| ABOUT THIS EXERCISE |
An exact copy of every entry is the answer here, with no pictures.

| EXTRACTED ENTRIES |

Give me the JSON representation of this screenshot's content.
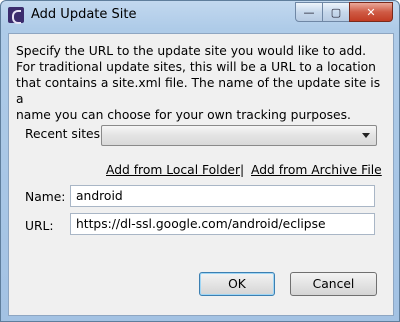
{
  "window": {
    "title": "Add Update Site",
    "minimize_glyph": "—",
    "maximize_glyph": "▢",
    "close_glyph": "✕"
  },
  "description": "Specify the URL to the update site you would like to add.\nFor traditional update sites, this will be a URL to a location\nthat contains a site.xml file.  The name of the update site is a\nname you can choose for your own tracking purposes.",
  "recent_sites": {
    "label": "Recent sites:",
    "selected": ""
  },
  "links": {
    "local_folder": "Add from Local Folder",
    "separator": "|",
    "archive_file": "Add from Archive File"
  },
  "name_field": {
    "label": "Name:",
    "value": "android"
  },
  "url_field": {
    "label": "URL:",
    "value": "https://dl-ssl.google.com/android/eclipse"
  },
  "buttons": {
    "ok": "OK",
    "cancel": "Cancel"
  },
  "colors": {
    "title_bar": "#aecbe8",
    "dialog_bg": "#f0f0f0",
    "close_button": "#c23c24"
  }
}
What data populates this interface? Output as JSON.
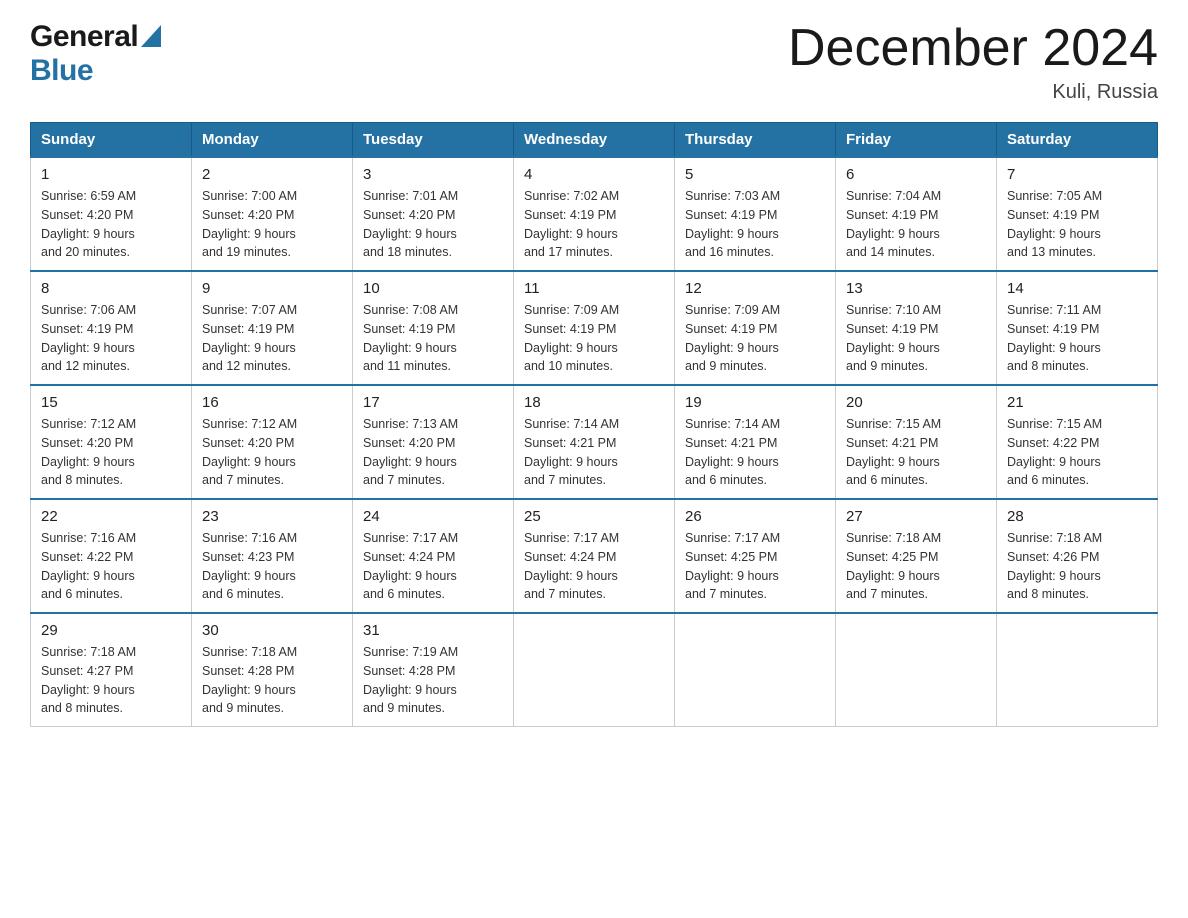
{
  "header": {
    "logo_general": "General",
    "logo_blue": "Blue",
    "title": "December 2024",
    "subtitle": "Kuli, Russia"
  },
  "columns": [
    "Sunday",
    "Monday",
    "Tuesday",
    "Wednesday",
    "Thursday",
    "Friday",
    "Saturday"
  ],
  "weeks": [
    [
      {
        "day": "1",
        "sunrise": "6:59 AM",
        "sunset": "4:20 PM",
        "daylight": "9 hours and 20 minutes."
      },
      {
        "day": "2",
        "sunrise": "7:00 AM",
        "sunset": "4:20 PM",
        "daylight": "9 hours and 19 minutes."
      },
      {
        "day": "3",
        "sunrise": "7:01 AM",
        "sunset": "4:20 PM",
        "daylight": "9 hours and 18 minutes."
      },
      {
        "day": "4",
        "sunrise": "7:02 AM",
        "sunset": "4:19 PM",
        "daylight": "9 hours and 17 minutes."
      },
      {
        "day": "5",
        "sunrise": "7:03 AM",
        "sunset": "4:19 PM",
        "daylight": "9 hours and 16 minutes."
      },
      {
        "day": "6",
        "sunrise": "7:04 AM",
        "sunset": "4:19 PM",
        "daylight": "9 hours and 14 minutes."
      },
      {
        "day": "7",
        "sunrise": "7:05 AM",
        "sunset": "4:19 PM",
        "daylight": "9 hours and 13 minutes."
      }
    ],
    [
      {
        "day": "8",
        "sunrise": "7:06 AM",
        "sunset": "4:19 PM",
        "daylight": "9 hours and 12 minutes."
      },
      {
        "day": "9",
        "sunrise": "7:07 AM",
        "sunset": "4:19 PM",
        "daylight": "9 hours and 12 minutes."
      },
      {
        "day": "10",
        "sunrise": "7:08 AM",
        "sunset": "4:19 PM",
        "daylight": "9 hours and 11 minutes."
      },
      {
        "day": "11",
        "sunrise": "7:09 AM",
        "sunset": "4:19 PM",
        "daylight": "9 hours and 10 minutes."
      },
      {
        "day": "12",
        "sunrise": "7:09 AM",
        "sunset": "4:19 PM",
        "daylight": "9 hours and 9 minutes."
      },
      {
        "day": "13",
        "sunrise": "7:10 AM",
        "sunset": "4:19 PM",
        "daylight": "9 hours and 9 minutes."
      },
      {
        "day": "14",
        "sunrise": "7:11 AM",
        "sunset": "4:19 PM",
        "daylight": "9 hours and 8 minutes."
      }
    ],
    [
      {
        "day": "15",
        "sunrise": "7:12 AM",
        "sunset": "4:20 PM",
        "daylight": "9 hours and 8 minutes."
      },
      {
        "day": "16",
        "sunrise": "7:12 AM",
        "sunset": "4:20 PM",
        "daylight": "9 hours and 7 minutes."
      },
      {
        "day": "17",
        "sunrise": "7:13 AM",
        "sunset": "4:20 PM",
        "daylight": "9 hours and 7 minutes."
      },
      {
        "day": "18",
        "sunrise": "7:14 AM",
        "sunset": "4:21 PM",
        "daylight": "9 hours and 7 minutes."
      },
      {
        "day": "19",
        "sunrise": "7:14 AM",
        "sunset": "4:21 PM",
        "daylight": "9 hours and 6 minutes."
      },
      {
        "day": "20",
        "sunrise": "7:15 AM",
        "sunset": "4:21 PM",
        "daylight": "9 hours and 6 minutes."
      },
      {
        "day": "21",
        "sunrise": "7:15 AM",
        "sunset": "4:22 PM",
        "daylight": "9 hours and 6 minutes."
      }
    ],
    [
      {
        "day": "22",
        "sunrise": "7:16 AM",
        "sunset": "4:22 PM",
        "daylight": "9 hours and 6 minutes."
      },
      {
        "day": "23",
        "sunrise": "7:16 AM",
        "sunset": "4:23 PM",
        "daylight": "9 hours and 6 minutes."
      },
      {
        "day": "24",
        "sunrise": "7:17 AM",
        "sunset": "4:24 PM",
        "daylight": "9 hours and 6 minutes."
      },
      {
        "day": "25",
        "sunrise": "7:17 AM",
        "sunset": "4:24 PM",
        "daylight": "9 hours and 7 minutes."
      },
      {
        "day": "26",
        "sunrise": "7:17 AM",
        "sunset": "4:25 PM",
        "daylight": "9 hours and 7 minutes."
      },
      {
        "day": "27",
        "sunrise": "7:18 AM",
        "sunset": "4:25 PM",
        "daylight": "9 hours and 7 minutes."
      },
      {
        "day": "28",
        "sunrise": "7:18 AM",
        "sunset": "4:26 PM",
        "daylight": "9 hours and 8 minutes."
      }
    ],
    [
      {
        "day": "29",
        "sunrise": "7:18 AM",
        "sunset": "4:27 PM",
        "daylight": "9 hours and 8 minutes."
      },
      {
        "day": "30",
        "sunrise": "7:18 AM",
        "sunset": "4:28 PM",
        "daylight": "9 hours and 9 minutes."
      },
      {
        "day": "31",
        "sunrise": "7:19 AM",
        "sunset": "4:28 PM",
        "daylight": "9 hours and 9 minutes."
      },
      null,
      null,
      null,
      null
    ]
  ],
  "labels": {
    "sunrise_prefix": "Sunrise: ",
    "sunset_prefix": "Sunset: ",
    "daylight_prefix": "Daylight: "
  }
}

| SOLUTION BELOW |
Give me the JSON representation of this screenshot's content.
{
  "window": {
    "title": "Add Update Site",
    "minimize_glyph": "—",
    "maximize_glyph": "▢",
    "close_glyph": "✕"
  },
  "description": "Specify the URL to the update site you would like to add.\nFor traditional update sites, this will be a URL to a location\nthat contains a site.xml file.  The name of the update site is a\nname you can choose for your own tracking purposes.",
  "recent_sites": {
    "label": "Recent sites:",
    "selected": ""
  },
  "links": {
    "local_folder": "Add from Local Folder",
    "separator": "|",
    "archive_file": "Add from Archive File"
  },
  "name_field": {
    "label": "Name:",
    "value": "android"
  },
  "url_field": {
    "label": "URL:",
    "value": "https://dl-ssl.google.com/android/eclipse"
  },
  "buttons": {
    "ok": "OK",
    "cancel": "Cancel"
  },
  "colors": {
    "title_bar": "#aecbe8",
    "dialog_bg": "#f0f0f0",
    "close_button": "#c23c24"
  }
}
What data populates this interface? Output as JSON.
{
  "header": {
    "logo_general": "General",
    "logo_blue": "Blue",
    "title": "December 2024",
    "subtitle": "Kuli, Russia"
  },
  "columns": [
    "Sunday",
    "Monday",
    "Tuesday",
    "Wednesday",
    "Thursday",
    "Friday",
    "Saturday"
  ],
  "weeks": [
    [
      {
        "day": "1",
        "sunrise": "6:59 AM",
        "sunset": "4:20 PM",
        "daylight": "9 hours and 20 minutes."
      },
      {
        "day": "2",
        "sunrise": "7:00 AM",
        "sunset": "4:20 PM",
        "daylight": "9 hours and 19 minutes."
      },
      {
        "day": "3",
        "sunrise": "7:01 AM",
        "sunset": "4:20 PM",
        "daylight": "9 hours and 18 minutes."
      },
      {
        "day": "4",
        "sunrise": "7:02 AM",
        "sunset": "4:19 PM",
        "daylight": "9 hours and 17 minutes."
      },
      {
        "day": "5",
        "sunrise": "7:03 AM",
        "sunset": "4:19 PM",
        "daylight": "9 hours and 16 minutes."
      },
      {
        "day": "6",
        "sunrise": "7:04 AM",
        "sunset": "4:19 PM",
        "daylight": "9 hours and 14 minutes."
      },
      {
        "day": "7",
        "sunrise": "7:05 AM",
        "sunset": "4:19 PM",
        "daylight": "9 hours and 13 minutes."
      }
    ],
    [
      {
        "day": "8",
        "sunrise": "7:06 AM",
        "sunset": "4:19 PM",
        "daylight": "9 hours and 12 minutes."
      },
      {
        "day": "9",
        "sunrise": "7:07 AM",
        "sunset": "4:19 PM",
        "daylight": "9 hours and 12 minutes."
      },
      {
        "day": "10",
        "sunrise": "7:08 AM",
        "sunset": "4:19 PM",
        "daylight": "9 hours and 11 minutes."
      },
      {
        "day": "11",
        "sunrise": "7:09 AM",
        "sunset": "4:19 PM",
        "daylight": "9 hours and 10 minutes."
      },
      {
        "day": "12",
        "sunrise": "7:09 AM",
        "sunset": "4:19 PM",
        "daylight": "9 hours and 9 minutes."
      },
      {
        "day": "13",
        "sunrise": "7:10 AM",
        "sunset": "4:19 PM",
        "daylight": "9 hours and 9 minutes."
      },
      {
        "day": "14",
        "sunrise": "7:11 AM",
        "sunset": "4:19 PM",
        "daylight": "9 hours and 8 minutes."
      }
    ],
    [
      {
        "day": "15",
        "sunrise": "7:12 AM",
        "sunset": "4:20 PM",
        "daylight": "9 hours and 8 minutes."
      },
      {
        "day": "16",
        "sunrise": "7:12 AM",
        "sunset": "4:20 PM",
        "daylight": "9 hours and 7 minutes."
      },
      {
        "day": "17",
        "sunrise": "7:13 AM",
        "sunset": "4:20 PM",
        "daylight": "9 hours and 7 minutes."
      },
      {
        "day": "18",
        "sunrise": "7:14 AM",
        "sunset": "4:21 PM",
        "daylight": "9 hours and 7 minutes."
      },
      {
        "day": "19",
        "sunrise": "7:14 AM",
        "sunset": "4:21 PM",
        "daylight": "9 hours and 6 minutes."
      },
      {
        "day": "20",
        "sunrise": "7:15 AM",
        "sunset": "4:21 PM",
        "daylight": "9 hours and 6 minutes."
      },
      {
        "day": "21",
        "sunrise": "7:15 AM",
        "sunset": "4:22 PM",
        "daylight": "9 hours and 6 minutes."
      }
    ],
    [
      {
        "day": "22",
        "sunrise": "7:16 AM",
        "sunset": "4:22 PM",
        "daylight": "9 hours and 6 minutes."
      },
      {
        "day": "23",
        "sunrise": "7:16 AM",
        "sunset": "4:23 PM",
        "daylight": "9 hours and 6 minutes."
      },
      {
        "day": "24",
        "sunrise": "7:17 AM",
        "sunset": "4:24 PM",
        "daylight": "9 hours and 6 minutes."
      },
      {
        "day": "25",
        "sunrise": "7:17 AM",
        "sunset": "4:24 PM",
        "daylight": "9 hours and 7 minutes."
      },
      {
        "day": "26",
        "sunrise": "7:17 AM",
        "sunset": "4:25 PM",
        "daylight": "9 hours and 7 minutes."
      },
      {
        "day": "27",
        "sunrise": "7:18 AM",
        "sunset": "4:25 PM",
        "daylight": "9 hours and 7 minutes."
      },
      {
        "day": "28",
        "sunrise": "7:18 AM",
        "sunset": "4:26 PM",
        "daylight": "9 hours and 8 minutes."
      }
    ],
    [
      {
        "day": "29",
        "sunrise": "7:18 AM",
        "sunset": "4:27 PM",
        "daylight": "9 hours and 8 minutes."
      },
      {
        "day": "30",
        "sunrise": "7:18 AM",
        "sunset": "4:28 PM",
        "daylight": "9 hours and 9 minutes."
      },
      {
        "day": "31",
        "sunrise": "7:19 AM",
        "sunset": "4:28 PM",
        "daylight": "9 hours and 9 minutes."
      },
      null,
      null,
      null,
      null
    ]
  ],
  "labels": {
    "sunrise_prefix": "Sunrise: ",
    "sunset_prefix": "Sunset: ",
    "daylight_prefix": "Daylight: "
  }
}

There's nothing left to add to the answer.